**INSTRUCTIONS TO FOLLOW:** Search the records below for the word "size" and show every line where it occurs.

** DATASET EXCERPTS follows **

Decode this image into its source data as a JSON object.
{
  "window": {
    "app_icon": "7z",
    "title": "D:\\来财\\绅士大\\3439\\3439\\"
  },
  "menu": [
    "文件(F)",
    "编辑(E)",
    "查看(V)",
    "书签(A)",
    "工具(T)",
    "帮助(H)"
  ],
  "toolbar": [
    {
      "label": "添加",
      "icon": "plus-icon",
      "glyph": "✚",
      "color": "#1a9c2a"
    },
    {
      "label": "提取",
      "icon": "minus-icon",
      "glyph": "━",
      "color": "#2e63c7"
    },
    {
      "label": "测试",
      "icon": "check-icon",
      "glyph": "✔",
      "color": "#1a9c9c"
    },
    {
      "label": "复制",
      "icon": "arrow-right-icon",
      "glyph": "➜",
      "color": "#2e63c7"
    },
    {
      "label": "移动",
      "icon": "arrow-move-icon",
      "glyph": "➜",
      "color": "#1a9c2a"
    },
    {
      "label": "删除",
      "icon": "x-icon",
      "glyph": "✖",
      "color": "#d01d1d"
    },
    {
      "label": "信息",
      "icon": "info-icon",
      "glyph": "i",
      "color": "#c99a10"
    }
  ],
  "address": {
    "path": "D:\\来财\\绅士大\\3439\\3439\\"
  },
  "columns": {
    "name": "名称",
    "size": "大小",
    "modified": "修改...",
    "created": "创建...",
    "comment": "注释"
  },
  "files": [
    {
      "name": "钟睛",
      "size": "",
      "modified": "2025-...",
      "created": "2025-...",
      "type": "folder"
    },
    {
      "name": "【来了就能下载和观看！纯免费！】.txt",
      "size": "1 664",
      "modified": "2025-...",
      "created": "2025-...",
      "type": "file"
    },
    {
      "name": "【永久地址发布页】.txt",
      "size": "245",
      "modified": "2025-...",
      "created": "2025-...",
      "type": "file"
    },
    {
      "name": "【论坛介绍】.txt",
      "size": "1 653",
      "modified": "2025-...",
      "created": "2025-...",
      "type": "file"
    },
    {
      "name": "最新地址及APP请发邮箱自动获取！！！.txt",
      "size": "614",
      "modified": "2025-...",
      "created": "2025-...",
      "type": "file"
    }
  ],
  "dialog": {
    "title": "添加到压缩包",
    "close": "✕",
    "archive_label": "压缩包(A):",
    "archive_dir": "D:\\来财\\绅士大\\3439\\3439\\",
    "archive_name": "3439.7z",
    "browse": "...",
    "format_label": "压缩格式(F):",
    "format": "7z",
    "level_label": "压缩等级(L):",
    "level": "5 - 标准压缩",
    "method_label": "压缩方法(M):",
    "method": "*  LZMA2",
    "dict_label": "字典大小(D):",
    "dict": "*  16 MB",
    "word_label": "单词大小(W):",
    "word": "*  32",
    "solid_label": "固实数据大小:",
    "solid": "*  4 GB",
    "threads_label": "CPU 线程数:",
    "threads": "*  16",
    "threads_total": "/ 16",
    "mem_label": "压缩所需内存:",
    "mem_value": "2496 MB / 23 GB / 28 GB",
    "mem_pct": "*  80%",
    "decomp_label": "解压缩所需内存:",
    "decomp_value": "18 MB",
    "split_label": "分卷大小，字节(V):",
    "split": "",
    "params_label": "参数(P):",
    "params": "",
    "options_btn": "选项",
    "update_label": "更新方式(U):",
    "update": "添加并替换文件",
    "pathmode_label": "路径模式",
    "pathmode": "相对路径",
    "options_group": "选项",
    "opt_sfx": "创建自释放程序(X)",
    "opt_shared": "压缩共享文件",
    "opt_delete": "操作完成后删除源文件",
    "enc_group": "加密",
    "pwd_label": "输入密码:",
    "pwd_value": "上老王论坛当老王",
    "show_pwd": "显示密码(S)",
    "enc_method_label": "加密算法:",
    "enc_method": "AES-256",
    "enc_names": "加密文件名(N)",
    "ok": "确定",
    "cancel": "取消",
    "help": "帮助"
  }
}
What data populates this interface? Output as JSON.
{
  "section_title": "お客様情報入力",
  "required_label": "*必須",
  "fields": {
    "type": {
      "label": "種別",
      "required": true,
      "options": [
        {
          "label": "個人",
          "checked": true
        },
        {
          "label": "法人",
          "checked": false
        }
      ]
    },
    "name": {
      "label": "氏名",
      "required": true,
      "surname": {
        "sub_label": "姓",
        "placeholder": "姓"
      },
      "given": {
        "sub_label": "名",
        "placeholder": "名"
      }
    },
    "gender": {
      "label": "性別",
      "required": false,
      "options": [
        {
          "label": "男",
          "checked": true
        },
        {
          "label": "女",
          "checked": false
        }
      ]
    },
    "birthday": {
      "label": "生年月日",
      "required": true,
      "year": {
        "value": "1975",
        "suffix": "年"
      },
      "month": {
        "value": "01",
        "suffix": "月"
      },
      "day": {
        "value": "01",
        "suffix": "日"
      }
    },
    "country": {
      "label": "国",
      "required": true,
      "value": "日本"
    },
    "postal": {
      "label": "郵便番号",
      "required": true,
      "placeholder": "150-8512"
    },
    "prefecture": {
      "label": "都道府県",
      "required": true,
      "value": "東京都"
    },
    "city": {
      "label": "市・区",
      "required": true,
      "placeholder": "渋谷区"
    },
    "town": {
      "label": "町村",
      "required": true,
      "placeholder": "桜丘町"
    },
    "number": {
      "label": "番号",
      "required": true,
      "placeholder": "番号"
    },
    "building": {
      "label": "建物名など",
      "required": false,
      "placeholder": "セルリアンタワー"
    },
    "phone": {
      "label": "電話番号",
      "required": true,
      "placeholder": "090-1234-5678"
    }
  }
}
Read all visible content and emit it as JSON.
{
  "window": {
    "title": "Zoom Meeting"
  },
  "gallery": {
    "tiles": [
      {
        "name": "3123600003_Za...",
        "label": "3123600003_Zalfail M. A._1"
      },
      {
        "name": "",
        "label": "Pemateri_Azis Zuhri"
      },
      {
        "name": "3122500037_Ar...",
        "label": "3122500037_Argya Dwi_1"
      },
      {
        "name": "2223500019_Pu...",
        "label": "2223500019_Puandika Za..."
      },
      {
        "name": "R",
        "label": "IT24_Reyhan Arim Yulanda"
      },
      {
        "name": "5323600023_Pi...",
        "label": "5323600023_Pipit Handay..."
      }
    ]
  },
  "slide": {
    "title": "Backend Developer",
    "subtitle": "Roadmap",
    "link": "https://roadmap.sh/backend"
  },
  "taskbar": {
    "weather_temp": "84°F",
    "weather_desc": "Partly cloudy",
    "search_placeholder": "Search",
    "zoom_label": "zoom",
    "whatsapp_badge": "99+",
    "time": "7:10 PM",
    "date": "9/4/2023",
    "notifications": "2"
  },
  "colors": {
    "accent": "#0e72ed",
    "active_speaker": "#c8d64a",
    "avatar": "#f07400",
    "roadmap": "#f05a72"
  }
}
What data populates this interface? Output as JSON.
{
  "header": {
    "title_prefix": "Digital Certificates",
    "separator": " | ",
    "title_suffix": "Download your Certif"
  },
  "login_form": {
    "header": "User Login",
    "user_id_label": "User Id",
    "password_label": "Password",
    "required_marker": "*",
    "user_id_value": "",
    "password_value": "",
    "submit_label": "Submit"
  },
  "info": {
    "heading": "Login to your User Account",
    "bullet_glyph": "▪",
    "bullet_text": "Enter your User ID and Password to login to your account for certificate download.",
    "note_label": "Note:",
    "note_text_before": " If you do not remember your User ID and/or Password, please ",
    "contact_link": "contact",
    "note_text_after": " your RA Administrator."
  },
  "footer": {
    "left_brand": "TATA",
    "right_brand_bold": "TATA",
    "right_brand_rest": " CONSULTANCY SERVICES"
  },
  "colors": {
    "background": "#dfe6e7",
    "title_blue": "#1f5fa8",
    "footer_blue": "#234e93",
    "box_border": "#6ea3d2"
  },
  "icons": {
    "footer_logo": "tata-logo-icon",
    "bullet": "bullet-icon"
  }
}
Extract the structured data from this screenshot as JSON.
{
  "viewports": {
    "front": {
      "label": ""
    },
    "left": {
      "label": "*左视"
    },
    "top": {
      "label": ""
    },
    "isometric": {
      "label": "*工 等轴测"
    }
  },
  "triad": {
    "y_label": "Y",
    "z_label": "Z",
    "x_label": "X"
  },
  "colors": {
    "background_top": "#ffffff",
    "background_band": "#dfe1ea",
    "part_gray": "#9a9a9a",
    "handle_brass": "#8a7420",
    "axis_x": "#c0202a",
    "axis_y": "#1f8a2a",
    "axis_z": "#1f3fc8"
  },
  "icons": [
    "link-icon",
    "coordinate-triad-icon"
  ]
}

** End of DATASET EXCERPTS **

**RESPONSE BELOW:**
    "size": "大小",
      "size": "",
      "size": "1 664",
      "size": "245",
      "size": "1 653",
      "size": "614",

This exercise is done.